and thereby more deeply connected to me.   I, too, was feeling more connected to her and also sensing a more compassionate- me emerging from her story; a compassion that would reach beyond the four walls of my office.

COMPASSION-mindful-happiness

We share a common image bearing status with others, whether they are clients or not.  Made in God’s image we are also invited to know Him and be known (a kind of human and divine (small t) trinity).  Our brains, intricately mysterious organs made by God are somehow structurally altered by our human connections.  There are benefits not only for us but for the world as this knowing frees us to be unencumbered agents of justice and change.

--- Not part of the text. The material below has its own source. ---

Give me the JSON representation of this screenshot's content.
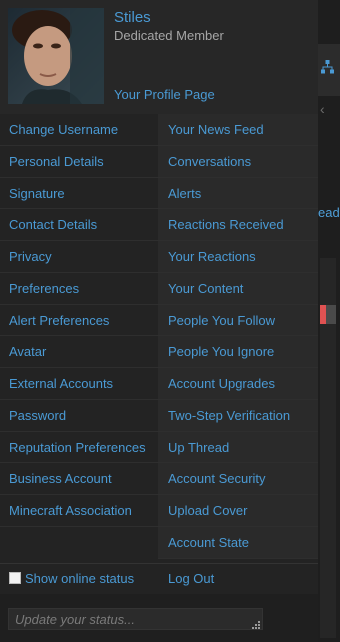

How will David experience “being known by God?” How will I? Knowing things about God won’t necessarily get us there.  Objective truths are important. Language, definitions, classifications, labels and propositions are soaked up by our human brains like sponges.  We are designed for it. But the experience of being known by God and by others does not necessarily come by these ways.  We aren’t just homo-sapiens becaworship God nature sceneuse of pre- frontal cortex superior development. We are also human beings with brains designed to love and be loved.  God our creator is love. Why would he not create our brains with such a grand  design in mind?